* Article titles in AMA citation format should be in sentence-case
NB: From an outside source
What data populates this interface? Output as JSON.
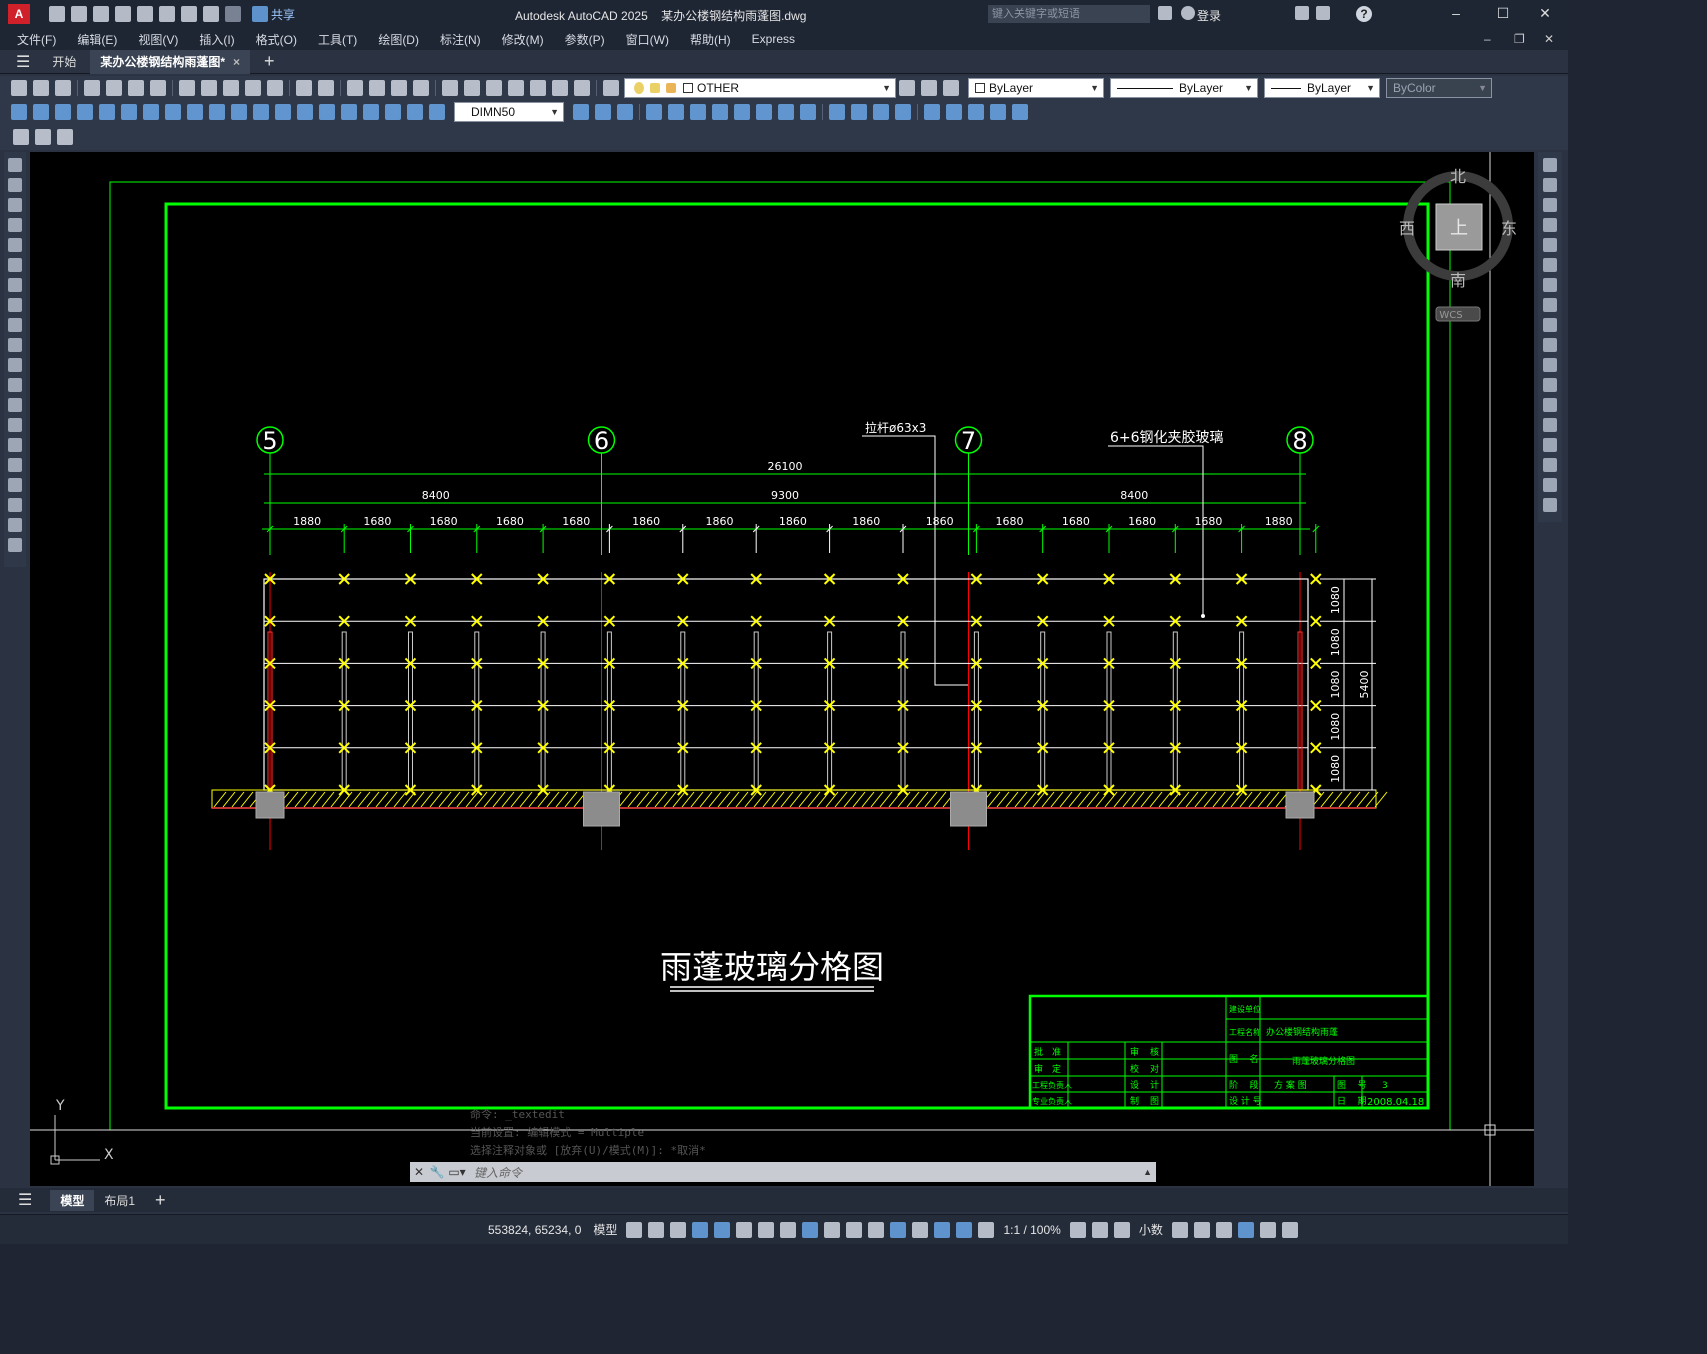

TY - JOUR T1 - Outbreak of human monkeypox in Nigeria in 2017-18: a clinical and epidemiological report. AU - Yinka-Ogunleye,Adesola, AU - Aruna,Olusola, AU - Dalhat,Mahmood, AU - Ogoina,Dimie, AU - McCollum,Andrea, AU - Disu,Yahyah, AU - Mamadu,Ibrahim, AU - Akinpelu,Afolabi, AU - Ahmad,Adama, AU - Burga,Joel, AU - Ndoreraho,Adolphe, AU - Nkunzimana,Edouard, AU - Manneh,Lamin, AU - Mohammed,Amina, AU - Adeoye,Olawunmi, AU - Tom-Aba,Daniel, AU - Silenou,Bernard, AU - Ipadeola,Oladipupo, AU - Saleh,Muhammad, AU - Adeyemo,Ayodele, AU - Nwadiutor,Ifeoma, AU - Aworabhi,Neni, AU - Uke,Patience, AU - John,Doris, AU - Wakama,Paul, AU - Reynolds,Mary, AU - Mauldin,Matthew R, AU - Doty,Jeffrey, AU - Wilkins,Kimberly, AU - Musa,Joy, AU - Khalakdina,Asheena, AU - Adedeji,Adebayo, AU - Mba,Nwando, AU - Ojo,Olubunmi, AU - Krause,Gerard, AU - Ihekweazu,Chikwe, AU - ,, Y1 - 2019/07/05/ PY - 2018/12/09/received PY - 2019/03/25/revised PY - 2019/04/05/accepted PY - 2019/7/10/pubmed PY - 2020/6/11/medline PY - 2019/7/10/entrez SP - 872 EP - 879 JF - The Lancet. Infectious diseases JO - Lancet Infect Dis VL - 19 IS - 8 N2 - BACKGROUND: In September, 2017, human monkeypox re-emerged in Nigeria, 39 years after the last reported case. We aimed to describe the clinical and epidemiological features of the 2017-18 human monkeypox outbreak in Nigeria. METHODS: We reviewed the epidemiological and clinical characteristics of cases of human monkeypox that occurred between Sept 22, 2017, and Sept 16, 2018. Data were collected with a standardised case investigation form, with a case definition of human monkeypox that was based on previously established guidelines. Diagnosis was confirmed by viral identification with real-time PCR and by detection of positive anti-orthopoxvirus IgM antibodies. Whole-genome sequencing was done for seven cases. Haplotype analysis results, genetic distance data, and epidemiological data were used to infer a likely series of events for potential human-to-human transmission of the west African clade of monkeypox virus. FINDINGS: 122 confirmed or probable cases of human monkeypox were recorded in 17 states, including seven deaths (case fatality rate 6%). People infected with monkeypox virus were aged between 2 days and 50 years (median 29 years [IQR 14]), and 84 (69%) were male. All 122 patients had vesiculopustular rash, and fever, pruritus, headache, and lymphadenopathy were also common. The rash affected all parts of the body, with the face being most affected. The distribution of cases and contacts suggested both primary zoonotic and secondary human-to-human transmission. Two cases of health-care-associated infection were recorded. Genomic analysis suggested multiple introductions of the virus and a single introduction along with human-to-human transmission in a prison facility. INTERPRETATION: This study describes the largest documented human outbreak of the west African clade of the monkeypox virus. Our results suggest endemicity of monkeypox virus in Nigeria, with some evidence of human-to-human transmission. Further studies are necessary to explore animal reservoirs and risk factors for transmission of the virus in Nigeria. FUNDING: None. SN - 1474-4457 UR - https://www.unboundmedicine.com/medline/citation/31285143/Outbreak_of_human_monkeypox_in_Nigeria_in_2017_18:_a_clinical_and_epidemiological_report_ L2 - https://linkinghub.elsevier.com/retrieve/pii/S1473-3099(19)30294-4 DB - PRIME DP - Unbound Medicine ER -